▶ Task to complete
Word for word, copy all the data and drop the pictures.
--------------------------------
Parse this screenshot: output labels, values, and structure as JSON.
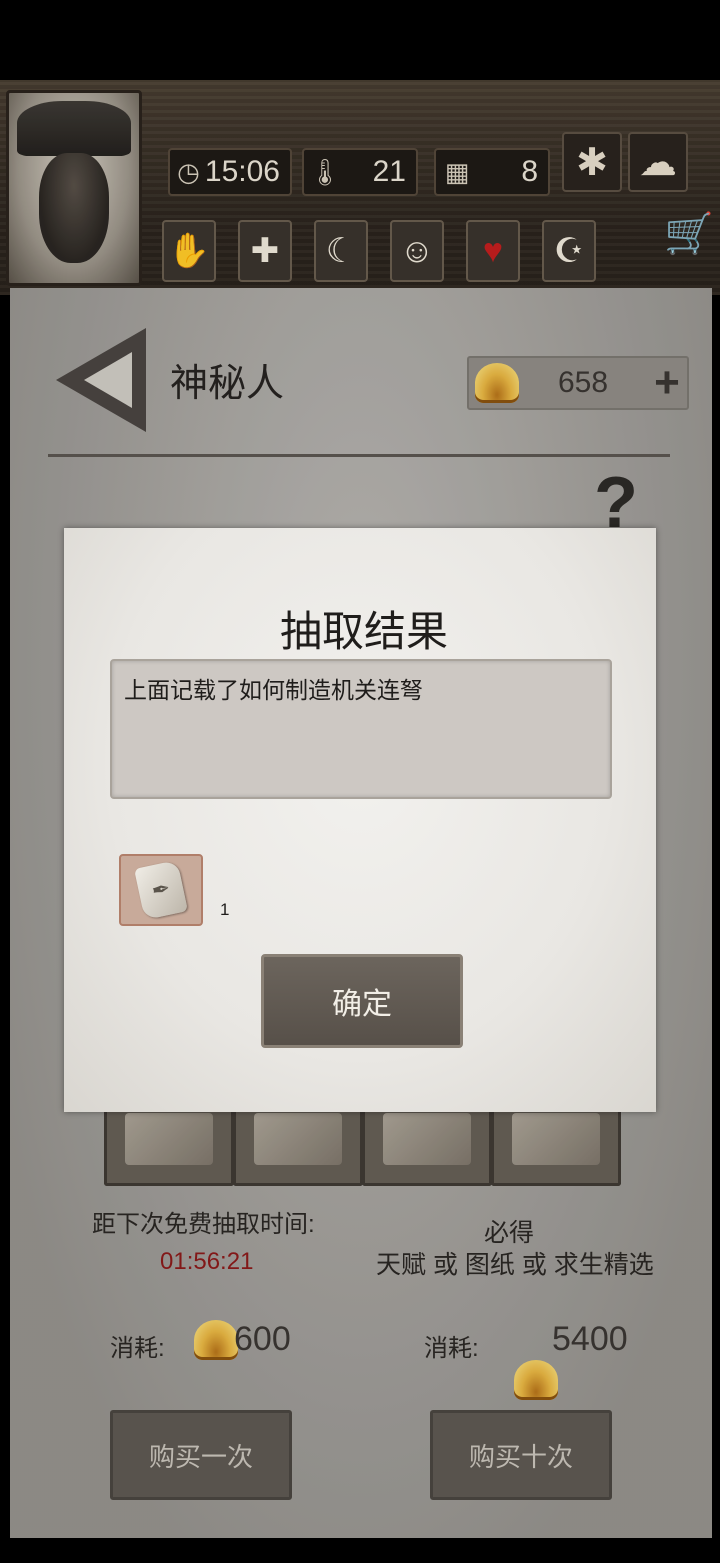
{
  "hud": {
    "time": "15:06",
    "temperature": "21",
    "day": "8",
    "icons": [
      "clock-icon",
      "thermometer-icon",
      "calendar-icon",
      "leaf-icon",
      "cloud-icon",
      "cart-icon"
    ],
    "status_icons": [
      "hand-icon",
      "cross-icon",
      "stomach-icon",
      "head-icon",
      "heart-icon",
      "moon-icon"
    ]
  },
  "header": {
    "title": "神秘人",
    "currency": "658"
  },
  "shop": {
    "free_draw_label": "距下次免费抽取时间:",
    "free_draw_timer": "01:56:21",
    "guaranteed_label": "必得",
    "guaranteed_desc": "天赋 或 图纸 或 求生精选",
    "cost_label_1": "消耗:",
    "cost_value_1": "600",
    "cost_label_10": "消耗:",
    "cost_value_10": "5400",
    "buy_once": "购买一次",
    "buy_ten": "购买十次"
  },
  "modal": {
    "title": "抽取结果",
    "result_text": "上面记载了如何制造机关连弩",
    "reward_count": "1",
    "confirm": "确定"
  },
  "colors": {
    "timer": "#8b1a1a",
    "shell": "#e7b542"
  }
}
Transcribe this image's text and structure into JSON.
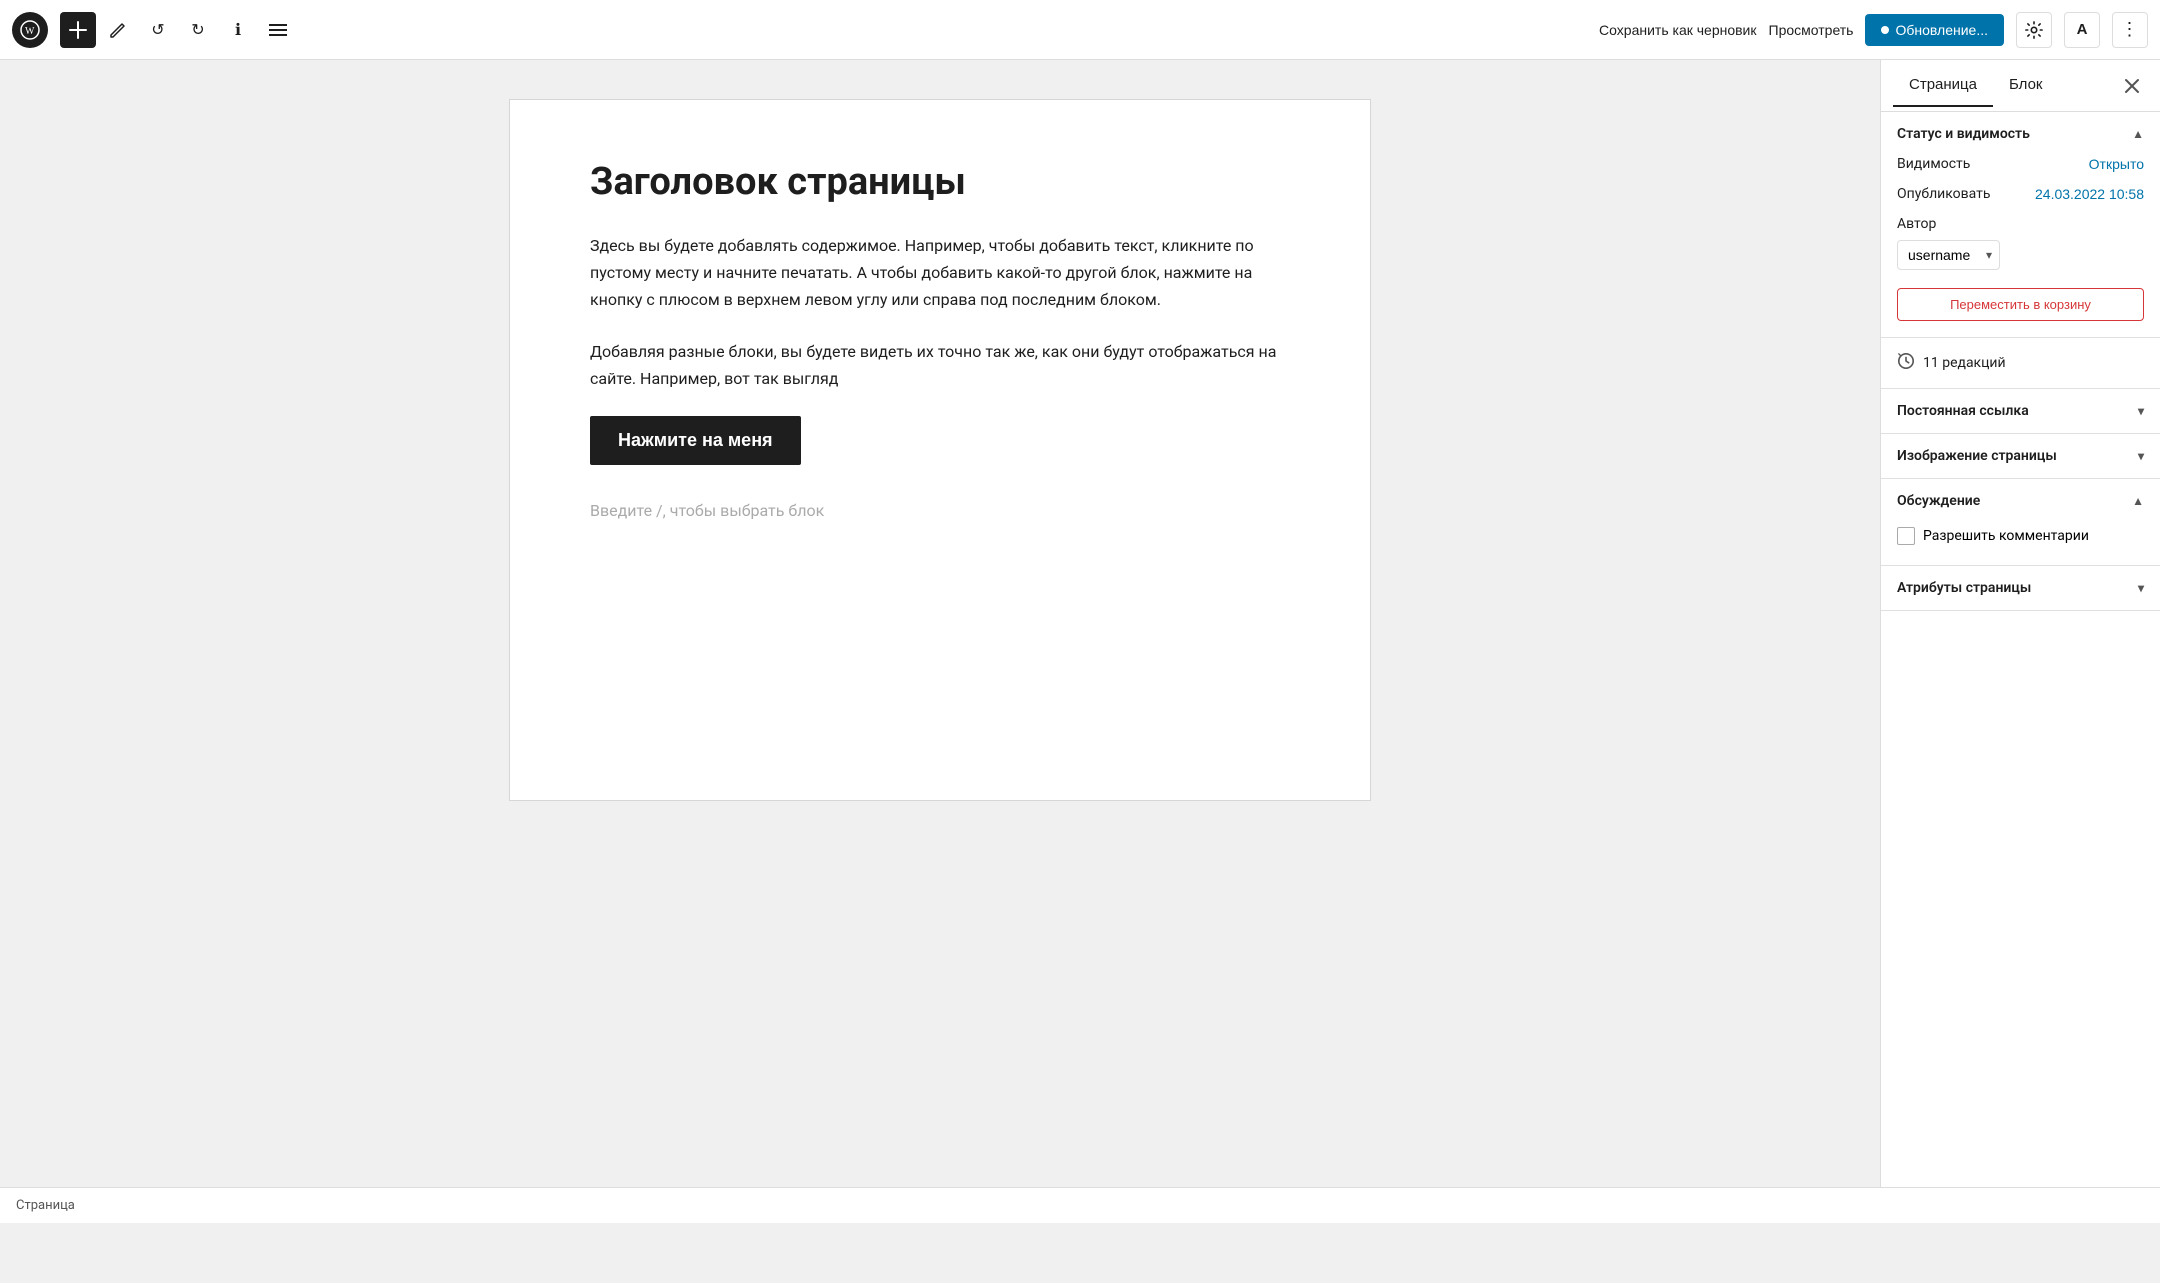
{
  "toolbar": {
    "add_label": "+",
    "undo_label": "↺",
    "redo_label": "↻",
    "info_label": "ℹ",
    "list_label": "☰",
    "save_draft_label": "Сохранить как черновик",
    "preview_label": "Просмотреть",
    "update_label": "Обновление...",
    "gear_label": "⚙",
    "user_label": "A",
    "more_label": "⋮"
  },
  "editor": {
    "page_title": "Заголовок страницы",
    "body_paragraph1": "Здесь вы будете добавлять содержимое. Например, чтобы добавить текст, кликните по пустому месту и начните печатать. А чтобы добавить какой-то другой блок, нажмите на кнопку с плюсом в верхнем левом углу или справа под последним блоком.",
    "body_paragraph2": "Добавляя разные блоки, вы будете видеть их точно так же, как они будут отображаться на сайте. Например, вот так выгляд",
    "button_label": "Нажмите на меня",
    "placeholder_text": "Введите /, чтобы выбрать блок"
  },
  "sidebar": {
    "tab_page": "Страница",
    "tab_block": "Блок",
    "sections": {
      "status_visibility": {
        "title": "Статус и видимость",
        "expanded": true,
        "visibility_label": "Видимость",
        "visibility_value": "Открыто",
        "publish_label": "Опубликовать",
        "publish_value": "24.03.2022 10:58",
        "author_label": "Автор",
        "author_value": "username",
        "trash_label": "Переместить в корзину"
      },
      "revisions": {
        "count": "11 редакций"
      },
      "permalink": {
        "title": "Постоянная ссылка",
        "expanded": false
      },
      "page_image": {
        "title": "Изображение страницы",
        "expanded": false
      },
      "discussion": {
        "title": "Обсуждение",
        "expanded": true,
        "allow_comments_label": "Разрешить комментарии",
        "allow_comments_checked": false
      },
      "page_attributes": {
        "title": "Атрибуты страницы",
        "expanded": false
      }
    }
  },
  "status_bar": {
    "label": "Страница"
  }
}
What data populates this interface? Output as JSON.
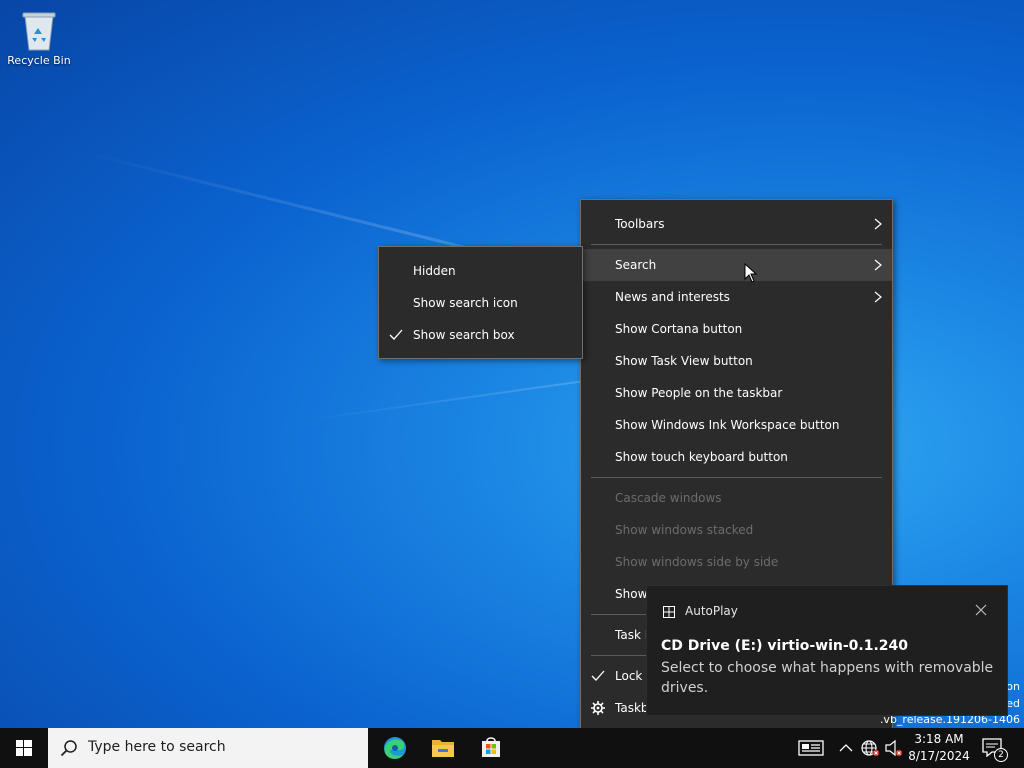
{
  "desktop": {
    "icons": [
      {
        "label": "Recycle Bin",
        "icon": "recycle-bin-icon"
      }
    ]
  },
  "taskbar_menu": {
    "items": [
      {
        "label": "Toolbars"
      },
      {
        "label": "Search"
      },
      {
        "label": "News and interests"
      },
      {
        "label": "Show Cortana button"
      },
      {
        "label": "Show Task View button"
      },
      {
        "label": "Show People on the taskbar"
      },
      {
        "label": "Show Windows Ink Workspace button"
      },
      {
        "label": "Show touch keyboard button"
      },
      {
        "label": "Cascade windows"
      },
      {
        "label": "Show windows stacked"
      },
      {
        "label": "Show windows side by side"
      },
      {
        "label": "Show"
      },
      {
        "label": "Task M"
      },
      {
        "label": "Lock"
      },
      {
        "label": "Taskb"
      }
    ]
  },
  "search_submenu": {
    "items": [
      {
        "label": "Hidden"
      },
      {
        "label": "Show search icon"
      },
      {
        "label": "Show search box",
        "checked": true
      }
    ]
  },
  "watermark": {
    "lines": [
      "on",
      "ed",
      ".vb_release.191206-1406"
    ]
  },
  "toast": {
    "app": "AutoPlay",
    "title": "CD Drive (E:) virtio-win-0.1.240",
    "body": "Select to choose what happens with removable drives."
  },
  "taskbar": {
    "search_placeholder": "Type here to search",
    "apps": [
      "edge-icon",
      "file-explorer-icon",
      "microsoft-store-icon"
    ],
    "clock": {
      "time": "3:18 AM",
      "date": "8/17/2024"
    },
    "notification_count": "2"
  },
  "colors": {
    "menu_bg": "#2b2b2b",
    "menu_hover": "#414141",
    "disabled_text": "#6c6c6c",
    "taskbar_bg": "#101010"
  }
}
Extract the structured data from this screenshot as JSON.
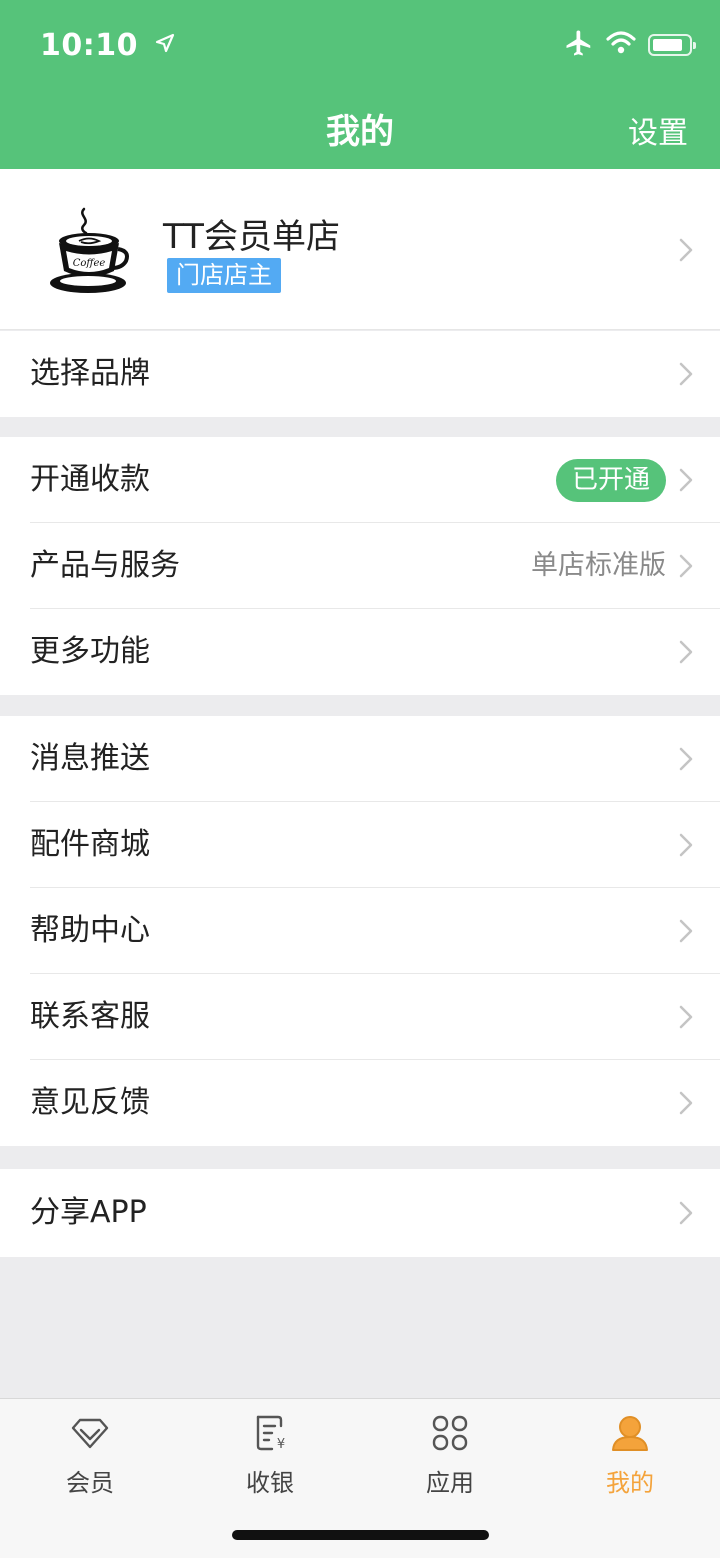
{
  "status_bar": {
    "time": "10:10",
    "battery_level": 0.85
  },
  "header": {
    "title": "我的",
    "settings_label": "设置"
  },
  "profile": {
    "shop_name": "TT会员单店",
    "role": "门店店主",
    "logo_text": "Coffee"
  },
  "groups": [
    {
      "rows": [
        {
          "label": "选择品牌"
        }
      ]
    },
    {
      "rows": [
        {
          "label": "开通收款",
          "pill": "已开通"
        },
        {
          "label": "产品与服务",
          "value": "单店标准版"
        },
        {
          "label": "更多功能"
        }
      ]
    },
    {
      "rows": [
        {
          "label": "消息推送"
        },
        {
          "label": "配件商城"
        },
        {
          "label": "帮助中心"
        },
        {
          "label": "联系客服"
        },
        {
          "label": "意见反馈"
        }
      ]
    },
    {
      "rows": [
        {
          "label": "分享APP"
        }
      ]
    }
  ],
  "tabbar": {
    "tabs": [
      {
        "label": "会员",
        "icon": "diamond-icon"
      },
      {
        "label": "收银",
        "icon": "receipt-icon"
      },
      {
        "label": "应用",
        "icon": "apps-icon"
      },
      {
        "label": "我的",
        "icon": "person-icon"
      }
    ],
    "active_index": 3,
    "active_color": "#f4a33b"
  },
  "colors": {
    "brand_green": "#56c37a",
    "badge_blue": "#53aaf3"
  }
}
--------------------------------
▶ Output of the task
Parse this screenshot: output labels, values, and structure as JSON.
{
  "hud": {
    "time": "15:06",
    "temperature": "21",
    "day": "8",
    "icons": [
      "clock-icon",
      "thermometer-icon",
      "calendar-icon",
      "leaf-icon",
      "cloud-icon",
      "cart-icon"
    ],
    "status_icons": [
      "hand-icon",
      "cross-icon",
      "stomach-icon",
      "head-icon",
      "heart-icon",
      "moon-icon"
    ]
  },
  "header": {
    "title": "神秘人",
    "currency": "658"
  },
  "shop": {
    "free_draw_label": "距下次免费抽取时间:",
    "free_draw_timer": "01:56:21",
    "guaranteed_label": "必得",
    "guaranteed_desc": "天赋 或 图纸 或 求生精选",
    "cost_label_1": "消耗:",
    "cost_value_1": "600",
    "cost_label_10": "消耗:",
    "cost_value_10": "5400",
    "buy_once": "购买一次",
    "buy_ten": "购买十次"
  },
  "modal": {
    "title": "抽取结果",
    "result_text": "上面记载了如何制造机关连弩",
    "reward_count": "1",
    "confirm": "确定"
  },
  "colors": {
    "timer": "#8b1a1a",
    "shell": "#e7b542"
  }
}
Transcribe this image's text and structure into JSON.
{
  "toolbar": {
    "add_label": "+",
    "undo_label": "↺",
    "redo_label": "↻",
    "info_label": "ℹ",
    "list_label": "☰",
    "save_draft_label": "Сохранить как черновик",
    "preview_label": "Просмотреть",
    "update_label": "Обновление...",
    "gear_label": "⚙",
    "user_label": "A",
    "more_label": "⋮"
  },
  "editor": {
    "page_title": "Заголовок страницы",
    "body_paragraph1": "Здесь вы будете добавлять содержимое. Например, чтобы добавить текст, кликните по пустому месту и начните печатать. А чтобы добавить какой-то другой блок, нажмите на кнопку с плюсом в верхнем левом углу или справа под последним блоком.",
    "body_paragraph2": "Добавляя разные блоки, вы будете видеть их точно так же, как они будут отображаться на сайте. Например, вот так выгляд",
    "button_label": "Нажмите на меня",
    "placeholder_text": "Введите /, чтобы выбрать блок"
  },
  "sidebar": {
    "tab_page": "Страница",
    "tab_block": "Блок",
    "sections": {
      "status_visibility": {
        "title": "Статус и видимость",
        "expanded": true,
        "visibility_label": "Видимость",
        "visibility_value": "Открыто",
        "publish_label": "Опубликовать",
        "publish_value": "24.03.2022 10:58",
        "author_label": "Автор",
        "author_value": "username",
        "trash_label": "Переместить в корзину"
      },
      "revisions": {
        "count": "11 редакций"
      },
      "permalink": {
        "title": "Постоянная ссылка",
        "expanded": false
      },
      "page_image": {
        "title": "Изображение страницы",
        "expanded": false
      },
      "discussion": {
        "title": "Обсуждение",
        "expanded": true,
        "allow_comments_label": "Разрешить комментарии",
        "allow_comments_checked": false
      },
      "page_attributes": {
        "title": "Атрибуты страницы",
        "expanded": false
      }
    }
  },
  "status_bar": {
    "label": "Страница"
  }
}
What data populates this interface? Output as JSON.
{
  "desktop": {
    "icons": [
      {
        "label": "Recycle Bin",
        "icon": "recycle-bin-icon"
      }
    ]
  },
  "taskbar_menu": {
    "items": [
      {
        "label": "Toolbars"
      },
      {
        "label": "Search"
      },
      {
        "label": "News and interests"
      },
      {
        "label": "Show Cortana button"
      },
      {
        "label": "Show Task View button"
      },
      {
        "label": "Show People on the taskbar"
      },
      {
        "label": "Show Windows Ink Workspace button"
      },
      {
        "label": "Show touch keyboard button"
      },
      {
        "label": "Cascade windows"
      },
      {
        "label": "Show windows stacked"
      },
      {
        "label": "Show windows side by side"
      },
      {
        "label": "Show"
      },
      {
        "label": "Task M"
      },
      {
        "label": "Lock"
      },
      {
        "label": "Taskb"
      }
    ]
  },
  "search_submenu": {
    "items": [
      {
        "label": "Hidden"
      },
      {
        "label": "Show search icon"
      },
      {
        "label": "Show search box",
        "checked": true
      }
    ]
  },
  "watermark": {
    "lines": [
      "on",
      "ed",
      ".vb_release.191206-1406"
    ]
  },
  "toast": {
    "app": "AutoPlay",
    "title": "CD Drive (E:) virtio-win-0.1.240",
    "body": "Select to choose what happens with removable drives."
  },
  "taskbar": {
    "search_placeholder": "Type here to search",
    "apps": [
      "edge-icon",
      "file-explorer-icon",
      "microsoft-store-icon"
    ],
    "clock": {
      "time": "3:18 AM",
      "date": "8/17/2024"
    },
    "notification_count": "2"
  },
  "colors": {
    "menu_bg": "#2b2b2b",
    "menu_hover": "#414141",
    "disabled_text": "#6c6c6c",
    "taskbar_bg": "#101010"
  }
}
Extract the structured data from this screenshot as JSON.
{
  "status_bar": {
    "time": "10:10",
    "battery_level": 0.85
  },
  "header": {
    "title": "我的",
    "settings_label": "设置"
  },
  "profile": {
    "shop_name": "TT会员单店",
    "role": "门店店主",
    "logo_text": "Coffee"
  },
  "groups": [
    {
      "rows": [
        {
          "label": "选择品牌"
        }
      ]
    },
    {
      "rows": [
        {
          "label": "开通收款",
          "pill": "已开通"
        },
        {
          "label": "产品与服务",
          "value": "单店标准版"
        },
        {
          "label": "更多功能"
        }
      ]
    },
    {
      "rows": [
        {
          "label": "消息推送"
        },
        {
          "label": "配件商城"
        },
        {
          "label": "帮助中心"
        },
        {
          "label": "联系客服"
        },
        {
          "label": "意见反馈"
        }
      ]
    },
    {
      "rows": [
        {
          "label": "分享APP"
        }
      ]
    }
  ],
  "tabbar": {
    "tabs": [
      {
        "label": "会员",
        "icon": "diamond-icon"
      },
      {
        "label": "收银",
        "icon": "receipt-icon"
      },
      {
        "label": "应用",
        "icon": "apps-icon"
      },
      {
        "label": "我的",
        "icon": "person-icon"
      }
    ],
    "active_index": 3,
    "active_color": "#f4a33b"
  },
  "colors": {
    "brand_green": "#56c37a",
    "badge_blue": "#53aaf3"
  }
}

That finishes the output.